  2. ^ Begg, Alexander (1900). "Review of the Alaska Boundary Question". Unknown. pp. 1–2. Retrieved 12 December 2014.[permanent dead link]
  3. ^ Higginson, Ella (1908). Alaska, The Great Country. Macmillan. p. 37.
  4. ^ Begg, Alexander (1900). "Review of the Alaska Boundary Question". Unknown. pp. 2–3. Retrieved 12 December 2014.[permanent dead link]
  5. ^ Haycox, Stephen W (2002). Alaska: An American Colony. University of Washington Press. pp. 1118–1122. ISBN 978-0-295-98249-6.
  6. ^ Begg, Alexander (1900). "Review of the Alaska Boundary Question". Unknown. pp. 7–8, 12–13. Retrieved 12 December 2014.[permanent dead link]

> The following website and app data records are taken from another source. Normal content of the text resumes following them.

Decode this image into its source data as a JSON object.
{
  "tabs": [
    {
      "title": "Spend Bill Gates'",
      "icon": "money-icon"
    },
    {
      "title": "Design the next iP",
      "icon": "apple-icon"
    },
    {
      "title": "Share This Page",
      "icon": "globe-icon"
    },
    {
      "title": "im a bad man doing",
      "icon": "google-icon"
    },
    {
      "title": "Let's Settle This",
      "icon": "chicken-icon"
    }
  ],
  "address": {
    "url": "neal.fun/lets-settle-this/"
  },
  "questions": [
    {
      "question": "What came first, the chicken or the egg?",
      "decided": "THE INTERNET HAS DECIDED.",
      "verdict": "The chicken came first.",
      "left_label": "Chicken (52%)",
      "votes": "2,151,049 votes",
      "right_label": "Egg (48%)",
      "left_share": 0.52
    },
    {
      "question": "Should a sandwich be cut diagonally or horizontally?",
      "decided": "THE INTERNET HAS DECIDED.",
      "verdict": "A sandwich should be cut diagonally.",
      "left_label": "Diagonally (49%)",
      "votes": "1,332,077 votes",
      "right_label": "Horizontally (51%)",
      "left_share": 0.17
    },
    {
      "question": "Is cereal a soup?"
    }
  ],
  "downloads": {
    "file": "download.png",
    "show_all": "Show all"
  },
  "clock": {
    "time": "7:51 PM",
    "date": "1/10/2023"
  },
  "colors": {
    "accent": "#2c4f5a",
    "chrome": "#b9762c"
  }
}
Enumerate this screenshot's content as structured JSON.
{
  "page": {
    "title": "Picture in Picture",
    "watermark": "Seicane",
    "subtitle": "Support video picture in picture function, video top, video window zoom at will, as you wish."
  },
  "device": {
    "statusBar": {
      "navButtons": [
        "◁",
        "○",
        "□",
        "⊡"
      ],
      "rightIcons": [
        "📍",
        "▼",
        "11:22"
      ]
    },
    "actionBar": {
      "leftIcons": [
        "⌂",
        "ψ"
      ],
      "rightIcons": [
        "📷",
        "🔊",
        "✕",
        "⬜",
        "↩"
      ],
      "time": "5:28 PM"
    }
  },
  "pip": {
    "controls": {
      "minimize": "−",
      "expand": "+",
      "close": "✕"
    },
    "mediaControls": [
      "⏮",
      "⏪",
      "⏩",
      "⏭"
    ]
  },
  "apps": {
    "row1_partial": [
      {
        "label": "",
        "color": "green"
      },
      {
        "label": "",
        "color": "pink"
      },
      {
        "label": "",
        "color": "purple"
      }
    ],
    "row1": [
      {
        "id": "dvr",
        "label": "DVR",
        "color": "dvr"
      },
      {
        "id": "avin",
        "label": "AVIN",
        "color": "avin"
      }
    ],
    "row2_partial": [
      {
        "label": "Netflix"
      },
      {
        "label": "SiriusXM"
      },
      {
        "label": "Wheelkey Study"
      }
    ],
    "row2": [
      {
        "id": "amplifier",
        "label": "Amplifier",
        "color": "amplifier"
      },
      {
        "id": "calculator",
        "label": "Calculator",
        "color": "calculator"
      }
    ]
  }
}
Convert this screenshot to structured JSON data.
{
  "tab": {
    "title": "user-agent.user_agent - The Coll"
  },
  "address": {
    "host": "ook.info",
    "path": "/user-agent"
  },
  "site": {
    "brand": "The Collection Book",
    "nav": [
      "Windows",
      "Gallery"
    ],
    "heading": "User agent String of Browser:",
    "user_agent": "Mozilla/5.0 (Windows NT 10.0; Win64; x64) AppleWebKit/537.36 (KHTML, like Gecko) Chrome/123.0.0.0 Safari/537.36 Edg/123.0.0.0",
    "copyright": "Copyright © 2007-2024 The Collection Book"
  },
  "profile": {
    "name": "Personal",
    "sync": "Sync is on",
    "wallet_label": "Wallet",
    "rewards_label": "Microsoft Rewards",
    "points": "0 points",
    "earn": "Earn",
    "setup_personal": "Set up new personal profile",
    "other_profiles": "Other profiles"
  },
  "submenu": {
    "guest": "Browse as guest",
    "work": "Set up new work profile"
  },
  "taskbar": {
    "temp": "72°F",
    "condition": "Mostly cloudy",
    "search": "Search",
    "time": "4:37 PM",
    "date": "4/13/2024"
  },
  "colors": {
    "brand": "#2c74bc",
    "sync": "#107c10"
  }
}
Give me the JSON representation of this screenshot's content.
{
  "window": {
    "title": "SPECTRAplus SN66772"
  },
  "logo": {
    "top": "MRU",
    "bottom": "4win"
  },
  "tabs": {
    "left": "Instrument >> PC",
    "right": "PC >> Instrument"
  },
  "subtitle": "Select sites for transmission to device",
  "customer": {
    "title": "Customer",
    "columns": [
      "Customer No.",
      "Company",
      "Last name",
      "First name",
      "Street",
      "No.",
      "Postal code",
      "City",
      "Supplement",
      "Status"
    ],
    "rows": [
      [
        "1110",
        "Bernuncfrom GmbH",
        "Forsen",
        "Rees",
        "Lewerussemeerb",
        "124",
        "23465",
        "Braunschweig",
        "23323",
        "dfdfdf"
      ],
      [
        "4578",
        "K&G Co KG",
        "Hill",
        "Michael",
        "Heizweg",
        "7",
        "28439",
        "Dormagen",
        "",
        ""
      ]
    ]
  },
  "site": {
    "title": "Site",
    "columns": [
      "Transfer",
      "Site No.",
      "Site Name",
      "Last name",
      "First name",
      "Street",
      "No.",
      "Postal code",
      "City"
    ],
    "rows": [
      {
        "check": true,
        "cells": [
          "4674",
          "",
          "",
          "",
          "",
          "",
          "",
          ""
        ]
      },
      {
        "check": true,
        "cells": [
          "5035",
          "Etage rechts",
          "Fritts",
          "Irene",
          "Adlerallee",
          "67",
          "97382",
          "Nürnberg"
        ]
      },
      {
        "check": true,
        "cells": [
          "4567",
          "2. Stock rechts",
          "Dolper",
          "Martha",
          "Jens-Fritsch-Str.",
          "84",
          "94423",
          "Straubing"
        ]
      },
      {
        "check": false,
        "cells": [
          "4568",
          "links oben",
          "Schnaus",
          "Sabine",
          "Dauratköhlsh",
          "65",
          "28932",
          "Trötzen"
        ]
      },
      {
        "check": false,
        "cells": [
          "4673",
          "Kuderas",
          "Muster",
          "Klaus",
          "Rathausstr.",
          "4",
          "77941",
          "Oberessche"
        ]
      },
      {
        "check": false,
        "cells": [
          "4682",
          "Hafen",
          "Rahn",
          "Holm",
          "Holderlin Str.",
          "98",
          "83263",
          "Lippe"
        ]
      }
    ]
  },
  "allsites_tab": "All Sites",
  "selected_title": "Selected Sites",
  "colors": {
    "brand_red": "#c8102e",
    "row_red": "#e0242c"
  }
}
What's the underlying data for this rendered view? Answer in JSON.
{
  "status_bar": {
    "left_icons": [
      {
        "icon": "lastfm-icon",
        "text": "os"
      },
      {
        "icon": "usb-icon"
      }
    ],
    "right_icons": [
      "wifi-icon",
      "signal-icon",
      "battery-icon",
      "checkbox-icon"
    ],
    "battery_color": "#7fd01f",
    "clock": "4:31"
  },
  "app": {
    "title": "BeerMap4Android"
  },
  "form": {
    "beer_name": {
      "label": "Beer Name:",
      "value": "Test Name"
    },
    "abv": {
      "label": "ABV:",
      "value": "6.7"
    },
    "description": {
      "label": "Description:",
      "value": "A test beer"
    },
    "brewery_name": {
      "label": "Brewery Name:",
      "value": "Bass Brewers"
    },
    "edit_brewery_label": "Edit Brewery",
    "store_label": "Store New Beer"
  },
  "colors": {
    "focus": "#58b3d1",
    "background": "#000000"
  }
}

  7. ^ Macmillan's magazine, Volume 77, Macmillan and Co., 1898, p. 68